After its economy contracted by 2.1% in 1993 Senegal instituted a major economic reform program with the support of international donors. This reform began with a 50 percent devaluation of the country’s currency (the CFA franc). Government price controls and subsidies were also dismantled. As a result, Senegal’s inflation went down, investment went up, and the gross domestic product rose approximately 5% a year between 1995 and 2001.
The main industries include food processing, mining, cement, artificial fertilizer, chemicals, textiles, refining imported petroleum, and tourism. Exports include fish, chemicals, cotton, fabrics, groundnuts, and calcium phosphate. The principal foreign market is India with 26.7% of exports (as of 1998). Other foreign markets include the United States, Italy and the United Kingdom.
As a member of the West African Economic and Monetary Union (WAEMU), Senegal is working toward greater regional integration with a unified external tariff. Senegal is also a member of the Organization for the Harmonization of Business Law in Africa.
Senegal realized full Internet connectivity in 1996, creating a mini-boom in information technology-based services. Private activity now accounts for 82 percent of its GDP. On the negative side, Senegal faces deep-seated urban problems of chronic high unemployment, socioeconomic disparity, juvenile delinquency, and drug addiction.
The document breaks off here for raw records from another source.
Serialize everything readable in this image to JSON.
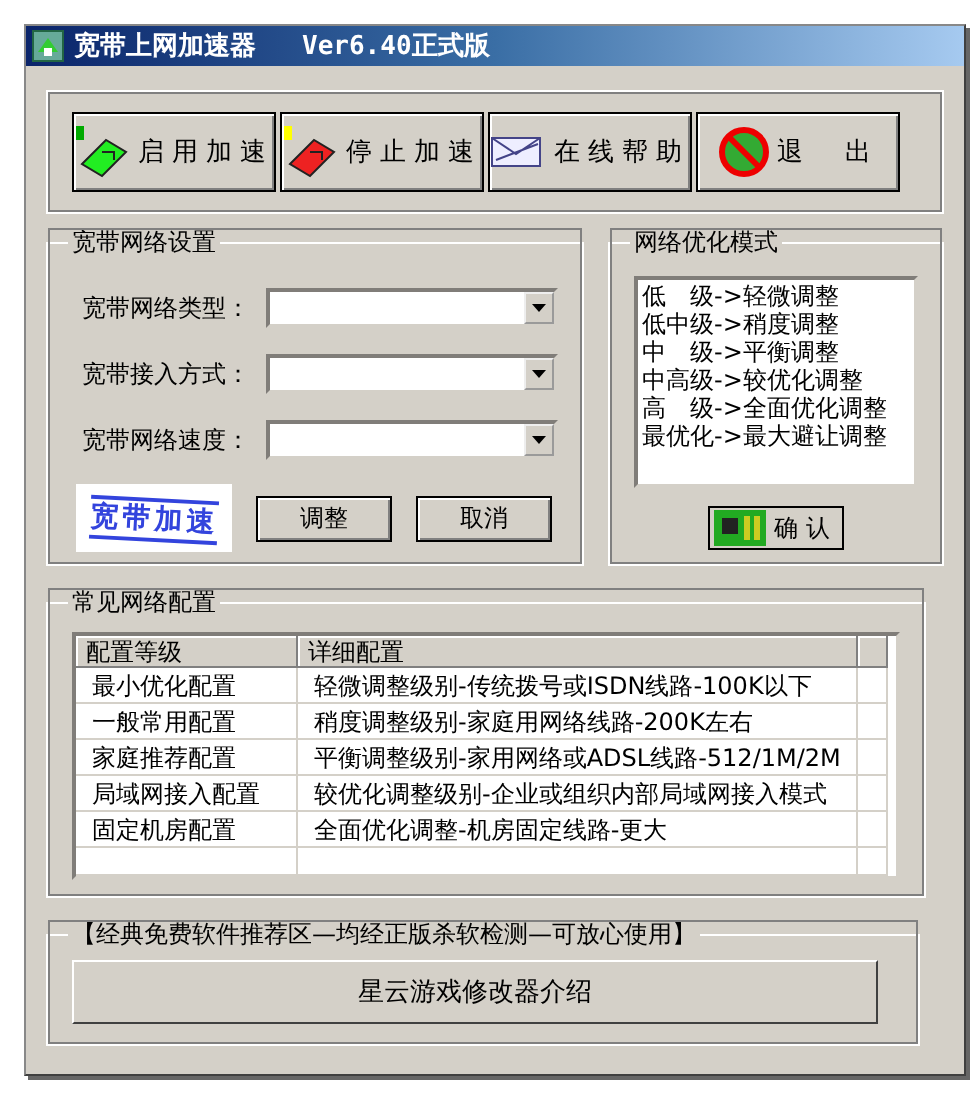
{
  "window": {
    "title": "宽带上网加速器",
    "version": "Ver6.40正式版"
  },
  "toolbar": [
    {
      "label": "启用加速",
      "kind": "start"
    },
    {
      "label": "停止加速",
      "kind": "stop"
    },
    {
      "label": "在线帮助",
      "kind": "help"
    },
    {
      "label": "退　出",
      "kind": "exit"
    }
  ],
  "settings": {
    "title": "宽带网络设置",
    "fields": [
      {
        "label": "宽带网络类型："
      },
      {
        "label": "宽带接入方式："
      },
      {
        "label": "宽带网络速度："
      }
    ],
    "logo": "宽带加速",
    "buttons": [
      "调整",
      "取消"
    ]
  },
  "mode": {
    "title": "网络优化模式",
    "items": [
      {
        "label": "低　级->轻微调整",
        "selected": false
      },
      {
        "label": "低中级->稍度调整",
        "selected": false
      },
      {
        "label": "中　级->平衡调整",
        "selected": false
      },
      {
        "label": "中高级->较优化调整",
        "selected": false
      },
      {
        "label": "高　级->全面优化调整",
        "selected": false
      },
      {
        "label": "最优化->最大避让调整",
        "selected": false
      }
    ],
    "confirm": "确 认"
  },
  "configs": {
    "title": "常见网络配置",
    "columns": [
      "配置等级",
      "详细配置"
    ],
    "rows": [
      [
        "最小优化配置",
        "轻微调整级别-传统拨号或ISDN线路-100K以下"
      ],
      [
        "一般常用配置",
        "稍度调整级别-家庭用网络线路-200K左右"
      ],
      [
        "家庭推荐配置",
        "平衡调整级别-家用网络或ADSL线路-512/1M/2M"
      ],
      [
        "局域网接入配置",
        "较优化调整级别-企业或组织内部局域网接入模式"
      ],
      [
        "固定机房配置",
        "全面优化调整-机房固定线路-更大"
      ]
    ]
  },
  "recommend": {
    "title": "【经典免费软件推荐区—均经正版杀软检测—可放心使用】",
    "button": "星云游戏修改器介绍"
  }
}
Senegal is a major recipient of international development assistance. Donors include the United States Agency for International Development (USAID), Japan, France and China. Over 3000 Peace Corps Volunteers have served in Senegal since 1963.